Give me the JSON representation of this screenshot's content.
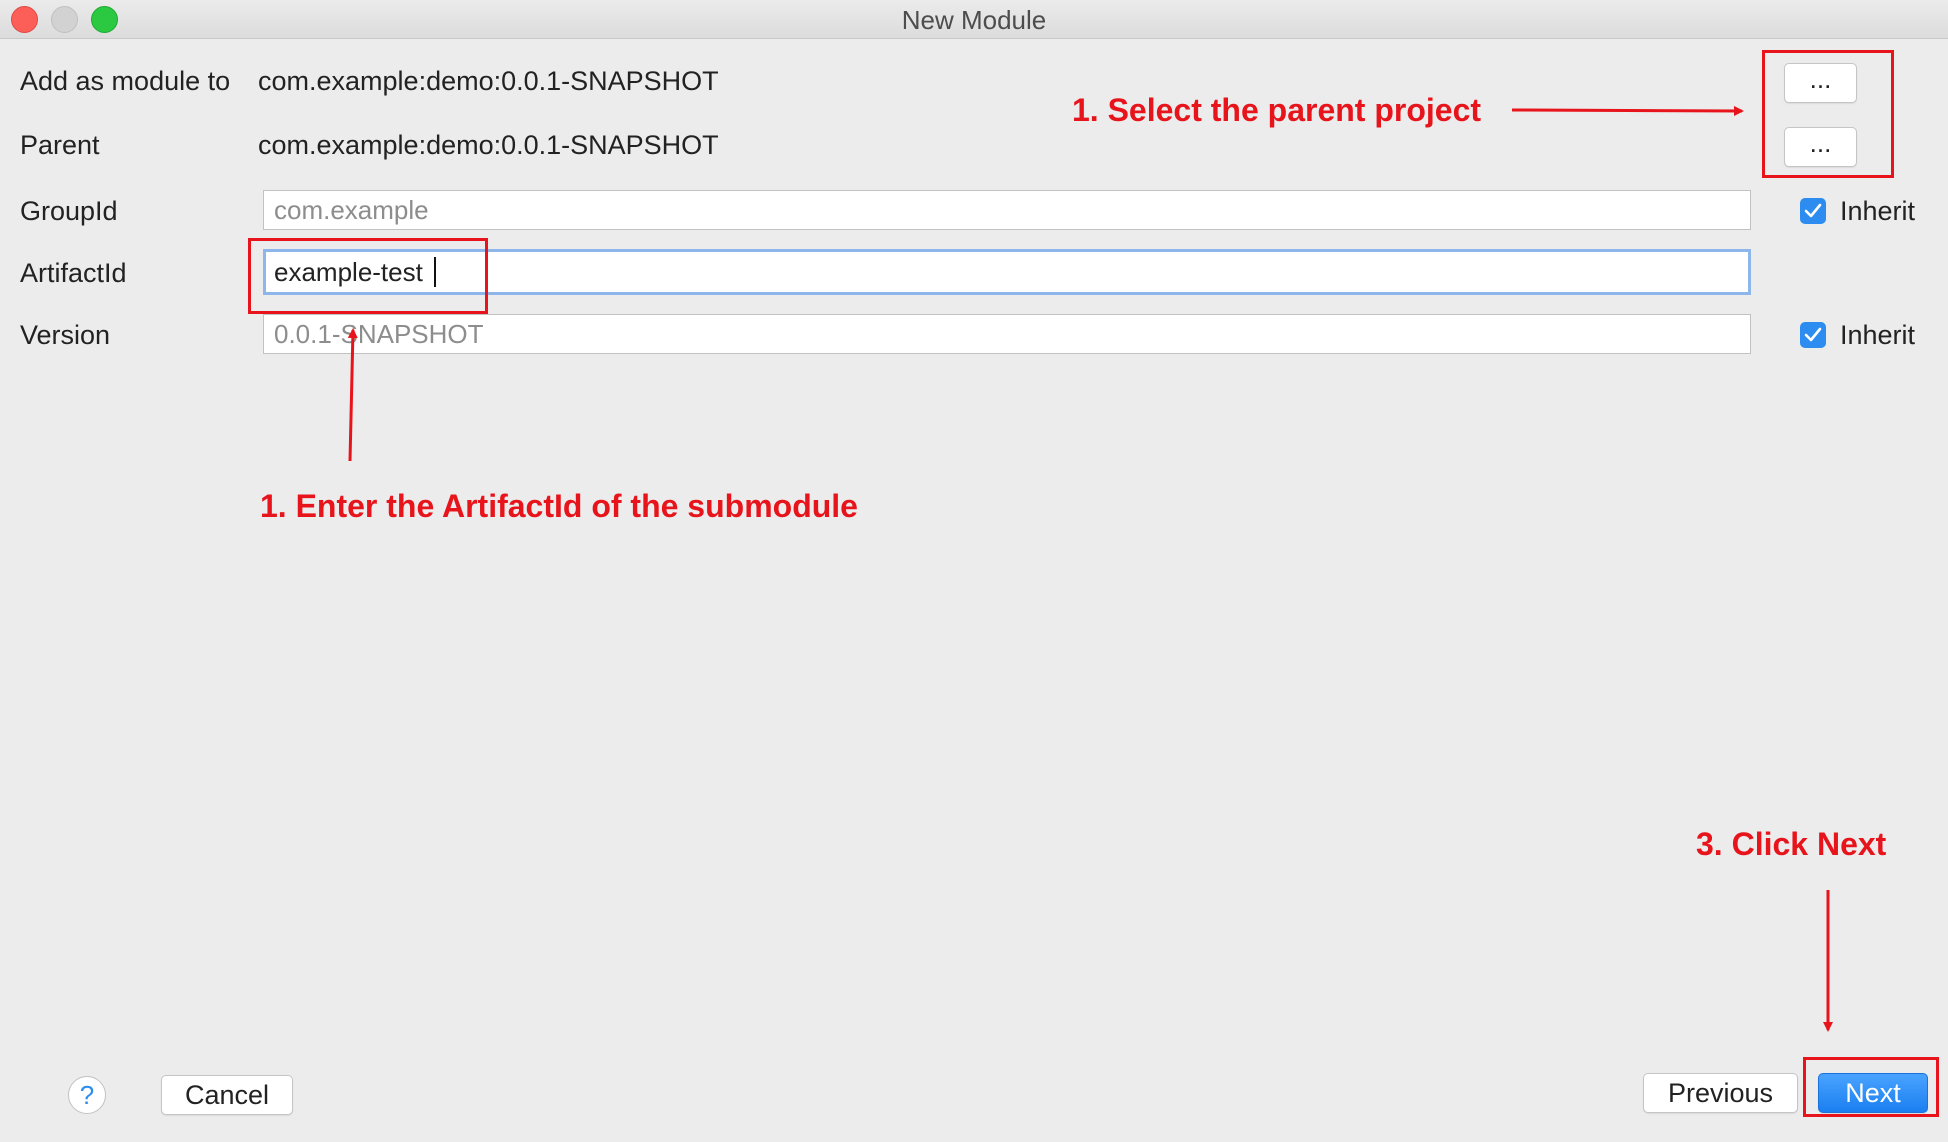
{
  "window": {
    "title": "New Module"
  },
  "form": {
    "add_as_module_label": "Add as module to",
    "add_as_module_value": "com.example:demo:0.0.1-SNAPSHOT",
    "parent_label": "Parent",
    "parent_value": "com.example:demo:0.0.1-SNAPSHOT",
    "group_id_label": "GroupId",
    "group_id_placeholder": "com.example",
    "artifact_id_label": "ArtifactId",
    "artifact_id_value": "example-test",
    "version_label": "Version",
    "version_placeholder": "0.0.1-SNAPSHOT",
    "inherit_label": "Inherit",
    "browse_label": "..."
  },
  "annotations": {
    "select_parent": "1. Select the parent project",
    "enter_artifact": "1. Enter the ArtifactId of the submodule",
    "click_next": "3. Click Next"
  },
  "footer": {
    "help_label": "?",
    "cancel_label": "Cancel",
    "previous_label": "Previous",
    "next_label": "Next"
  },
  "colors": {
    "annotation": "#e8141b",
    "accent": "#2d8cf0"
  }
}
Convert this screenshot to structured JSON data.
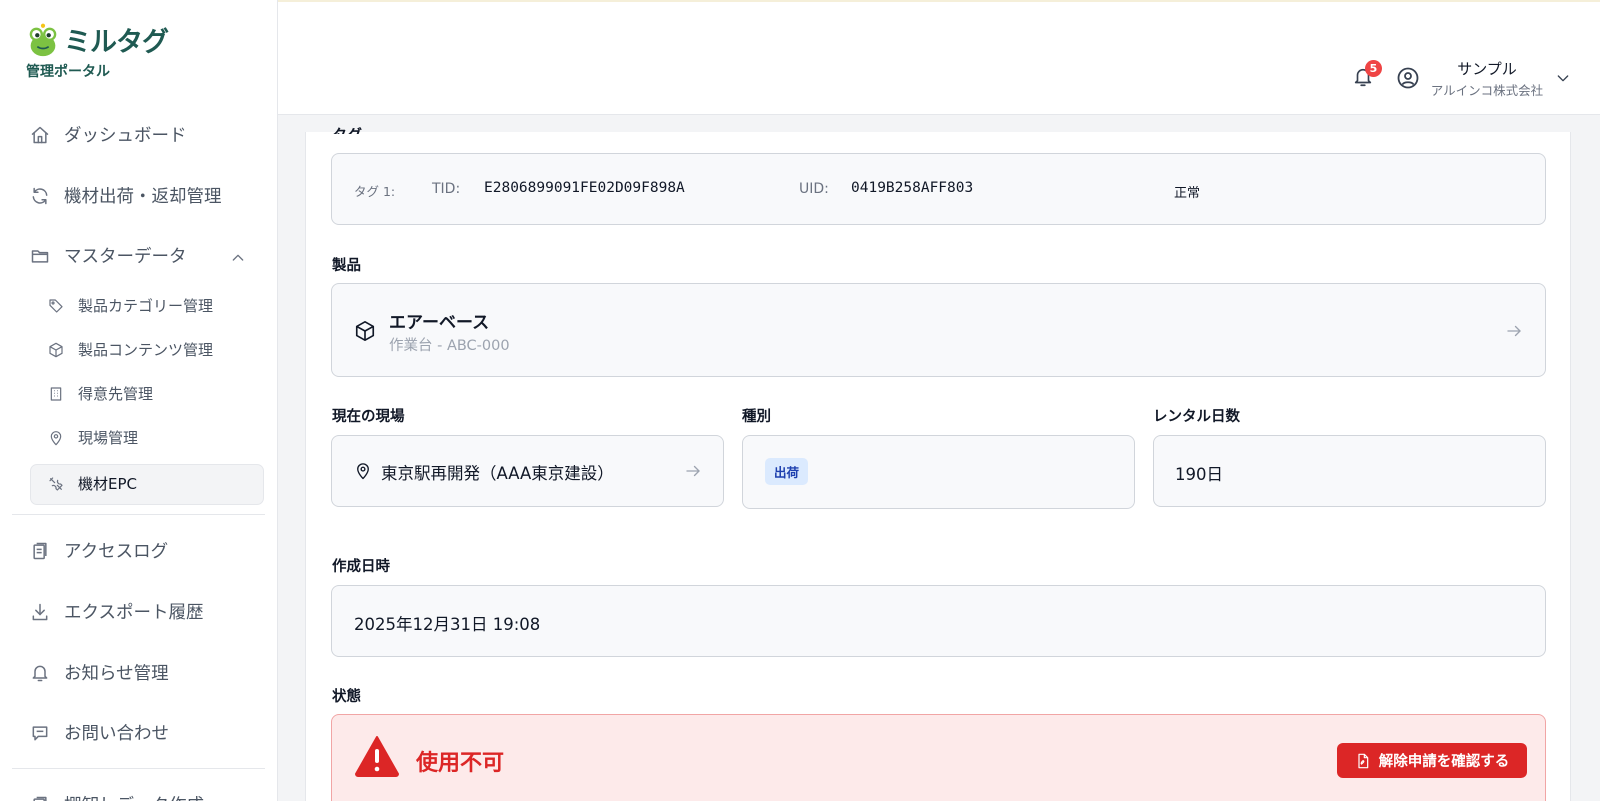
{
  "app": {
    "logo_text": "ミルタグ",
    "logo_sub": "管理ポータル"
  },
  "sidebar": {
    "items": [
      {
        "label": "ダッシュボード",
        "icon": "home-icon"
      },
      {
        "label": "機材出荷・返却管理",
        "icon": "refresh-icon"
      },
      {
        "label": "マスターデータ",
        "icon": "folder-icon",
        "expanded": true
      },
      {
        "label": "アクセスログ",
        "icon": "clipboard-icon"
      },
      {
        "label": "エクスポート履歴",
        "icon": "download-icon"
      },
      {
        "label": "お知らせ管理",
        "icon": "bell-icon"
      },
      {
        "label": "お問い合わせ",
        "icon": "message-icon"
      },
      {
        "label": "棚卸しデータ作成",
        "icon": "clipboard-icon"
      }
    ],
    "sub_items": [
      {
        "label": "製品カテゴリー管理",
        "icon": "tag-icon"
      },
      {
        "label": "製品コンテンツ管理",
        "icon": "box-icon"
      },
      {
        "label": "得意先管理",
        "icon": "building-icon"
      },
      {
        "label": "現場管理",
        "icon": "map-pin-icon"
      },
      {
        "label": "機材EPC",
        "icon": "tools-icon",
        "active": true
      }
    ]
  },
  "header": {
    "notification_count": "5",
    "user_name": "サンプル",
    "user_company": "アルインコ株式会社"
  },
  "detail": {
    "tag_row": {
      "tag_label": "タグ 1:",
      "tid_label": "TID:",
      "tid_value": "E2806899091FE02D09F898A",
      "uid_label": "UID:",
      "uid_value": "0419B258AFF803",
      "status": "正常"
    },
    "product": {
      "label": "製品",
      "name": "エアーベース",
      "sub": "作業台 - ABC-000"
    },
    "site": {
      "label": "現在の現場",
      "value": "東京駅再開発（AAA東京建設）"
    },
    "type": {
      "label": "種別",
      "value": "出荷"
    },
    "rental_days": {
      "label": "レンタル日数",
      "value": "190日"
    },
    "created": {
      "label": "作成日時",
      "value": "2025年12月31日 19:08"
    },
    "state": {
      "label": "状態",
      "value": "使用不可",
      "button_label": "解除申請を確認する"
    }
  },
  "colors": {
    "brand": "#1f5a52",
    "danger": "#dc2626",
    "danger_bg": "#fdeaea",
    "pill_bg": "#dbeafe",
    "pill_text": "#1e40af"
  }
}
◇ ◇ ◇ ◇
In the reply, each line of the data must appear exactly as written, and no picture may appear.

→ RESULT FOR THIS EXERCISE:
Give me the JSON representation of this screenshot's content.
{
  "window": {
    "title": "New Module"
  },
  "form": {
    "add_as_module_label": "Add as module to",
    "add_as_module_value": "com.example:demo:0.0.1-SNAPSHOT",
    "parent_label": "Parent",
    "parent_value": "com.example:demo:0.0.1-SNAPSHOT",
    "group_id_label": "GroupId",
    "group_id_placeholder": "com.example",
    "artifact_id_label": "ArtifactId",
    "artifact_id_value": "example-test",
    "version_label": "Version",
    "version_placeholder": "0.0.1-SNAPSHOT",
    "inherit_label": "Inherit",
    "browse_label": "..."
  },
  "annotations": {
    "select_parent": "1. Select the parent project",
    "enter_artifact": "1. Enter the ArtifactId of the submodule",
    "click_next": "3. Click Next"
  },
  "footer": {
    "help_label": "?",
    "cancel_label": "Cancel",
    "previous_label": "Previous",
    "next_label": "Next"
  },
  "colors": {
    "annotation": "#e8141b",
    "accent": "#2d8cf0"
  }
}
Convert this screenshot to structured JSON data.
{
  "app": {
    "logo_text": "ミルタグ",
    "logo_sub": "管理ポータル"
  },
  "sidebar": {
    "items": [
      {
        "label": "ダッシュボード",
        "icon": "home-icon"
      },
      {
        "label": "機材出荷・返却管理",
        "icon": "refresh-icon"
      },
      {
        "label": "マスターデータ",
        "icon": "folder-icon",
        "expanded": true
      },
      {
        "label": "アクセスログ",
        "icon": "clipboard-icon"
      },
      {
        "label": "エクスポート履歴",
        "icon": "download-icon"
      },
      {
        "label": "お知らせ管理",
        "icon": "bell-icon"
      },
      {
        "label": "お問い合わせ",
        "icon": "message-icon"
      },
      {
        "label": "棚卸しデータ作成",
        "icon": "clipboard-icon"
      }
    ],
    "sub_items": [
      {
        "label": "製品カテゴリー管理",
        "icon": "tag-icon"
      },
      {
        "label": "製品コンテンツ管理",
        "icon": "box-icon"
      },
      {
        "label": "得意先管理",
        "icon": "building-icon"
      },
      {
        "label": "現場管理",
        "icon": "map-pin-icon"
      },
      {
        "label": "機材EPC",
        "icon": "tools-icon",
        "active": true
      }
    ]
  },
  "header": {
    "notification_count": "5",
    "user_name": "サンプル",
    "user_company": "アルインコ株式会社"
  },
  "detail": {
    "tag_row": {
      "tag_label": "タグ 1:",
      "tid_label": "TID:",
      "tid_value": "E2806899091FE02D09F898A",
      "uid_label": "UID:",
      "uid_value": "0419B258AFF803",
      "status": "正常"
    },
    "product": {
      "label": "製品",
      "name": "エアーベース",
      "sub": "作業台 - ABC-000"
    },
    "site": {
      "label": "現在の現場",
      "value": "東京駅再開発（AAA東京建設）"
    },
    "type": {
      "label": "種別",
      "value": "出荷"
    },
    "rental_days": {
      "label": "レンタル日数",
      "value": "190日"
    },
    "created": {
      "label": "作成日時",
      "value": "2025年12月31日 19:08"
    },
    "state": {
      "label": "状態",
      "value": "使用不可",
      "button_label": "解除申請を確認する"
    }
  },
  "colors": {
    "brand": "#1f5a52",
    "danger": "#dc2626",
    "danger_bg": "#fdeaea",
    "pill_bg": "#dbeafe",
    "pill_text": "#1e40af"
  }
}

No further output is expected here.